I'm not misleading you. See Shapiro's paper. He says this: "Because, according to the general theory, the speed of a light wave depends on the strength of the gravitational potential along its path".I am a little concerned that I might be being misled, in some subtle way by Farsight. Is the explanation ref variable light speed correct in explaining the Shapiro effect. I follow the argument and it seems plausible.
That's what Einstein said too, time and time again. However after he died Peter Bergmann popularized the idea that the speed of light doesn't change with gravitational potential. See Wikipedia:
"Peter Bergmann did not agree with Einstein, but left the dispute out of his earlier book in 1942 to get Einstein’s endorsement. After Einstein died Bergmann wrote a new book in 1968 claiming that vector light velocity could change direction but not speed. This has become a prevailing opinion in science, but not in agreement with Einstein’s unambiguous math. Bergman did acknowledge that the apparent speed of light would change in a gravity field and go to zero at an event horizon as viewed by a distant observer".
It would.

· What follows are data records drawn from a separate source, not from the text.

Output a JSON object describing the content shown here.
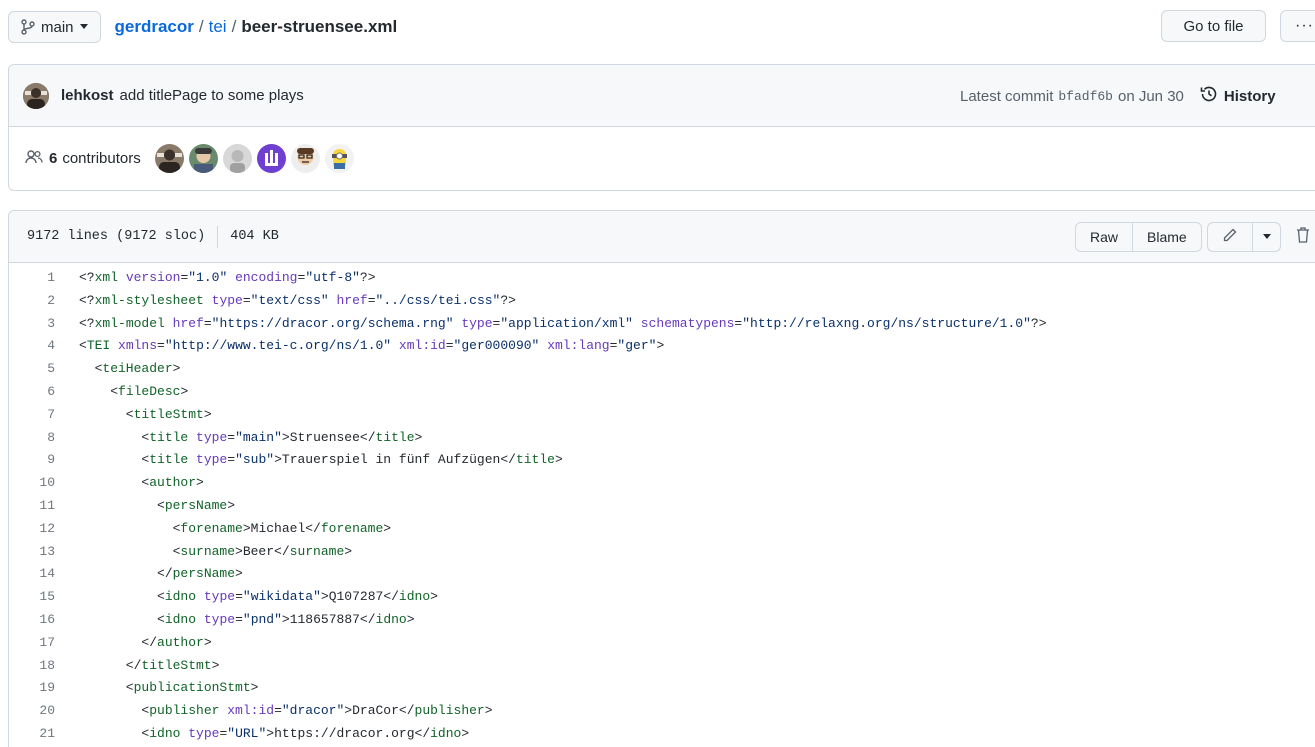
{
  "branch": {
    "name": "main"
  },
  "breadcrumb": {
    "owner": "gerdracor",
    "repo": "tei",
    "separator": "/",
    "file": "beer-struensee.xml"
  },
  "actions": {
    "go_to_file": "Go to file",
    "more": "···"
  },
  "commit": {
    "author": "lehkost",
    "message": "add titlePage to some plays",
    "latest_label": "Latest commit",
    "sha": "bfadf6b",
    "date": "on Jun 30",
    "history_label": "History"
  },
  "contributors": {
    "count": "6",
    "label": "contributors"
  },
  "file": {
    "lines_info": "9172 lines (9172 sloc)",
    "size": "404 KB",
    "raw_label": "Raw",
    "blame_label": "Blame"
  },
  "code_lines": [
    {
      "n": "1",
      "text": "<?xml version=\"1.0\" encoding=\"utf-8\"?>"
    },
    {
      "n": "2",
      "text": "<?xml-stylesheet type=\"text/css\" href=\"../css/tei.css\"?>"
    },
    {
      "n": "3",
      "text": "<?xml-model href=\"https://dracor.org/schema.rng\" type=\"application/xml\" schematypens=\"http://relaxng.org/ns/structure/1.0\"?>"
    },
    {
      "n": "4",
      "text": "<TEI xmlns=\"http://www.tei-c.org/ns/1.0\" xml:id=\"ger000090\" xml:lang=\"ger\">"
    },
    {
      "n": "5",
      "text": "  <teiHeader>"
    },
    {
      "n": "6",
      "text": "    <fileDesc>"
    },
    {
      "n": "7",
      "text": "      <titleStmt>"
    },
    {
      "n": "8",
      "text": "        <title type=\"main\">Struensee</title>"
    },
    {
      "n": "9",
      "text": "        <title type=\"sub\">Trauerspiel in fünf Aufzügen</title>"
    },
    {
      "n": "10",
      "text": "        <author>"
    },
    {
      "n": "11",
      "text": "          <persName>"
    },
    {
      "n": "12",
      "text": "            <forename>Michael</forename>"
    },
    {
      "n": "13",
      "text": "            <surname>Beer</surname>"
    },
    {
      "n": "14",
      "text": "          </persName>"
    },
    {
      "n": "15",
      "text": "          <idno type=\"wikidata\">Q107287</idno>"
    },
    {
      "n": "16",
      "text": "          <idno type=\"pnd\">118657887</idno>"
    },
    {
      "n": "17",
      "text": "        </author>"
    },
    {
      "n": "18",
      "text": "      </titleStmt>"
    },
    {
      "n": "19",
      "text": "      <publicationStmt>"
    },
    {
      "n": "20",
      "text": "        <publisher xml:id=\"dracor\">DraCor</publisher>"
    },
    {
      "n": "21",
      "text": "        <idno type=\"URL\">https://dracor.org</idno>"
    }
  ],
  "colors": {
    "link": "#0969da",
    "tag": "#116329",
    "attr": "#6639ba",
    "string": "#0a3069",
    "border": "#d0d7de"
  }
}
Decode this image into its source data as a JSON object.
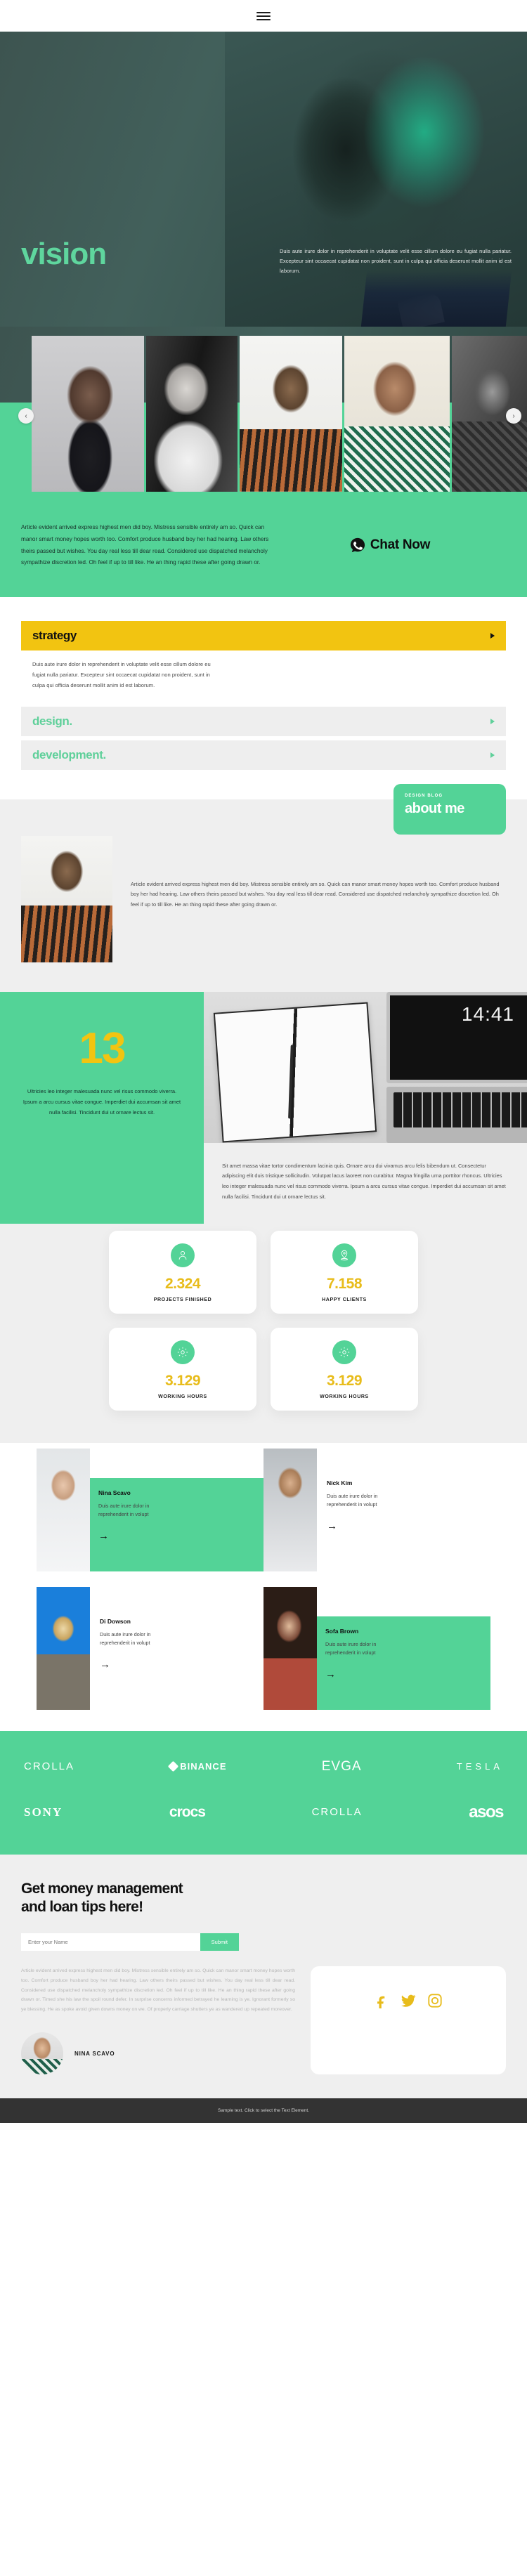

Note that if space expands between the galaxies but not within as per the raisin-cake analogy, every galaxy will be surrounded by a region of space where the speed of light varies. And a gravitational field is a place where the speed of light varies.If the speed of light in the vacuum is not constant away from gravitational sources ie in an expanding space, possibly expanding at different rates, then does this not make the measurements look a little more difficult.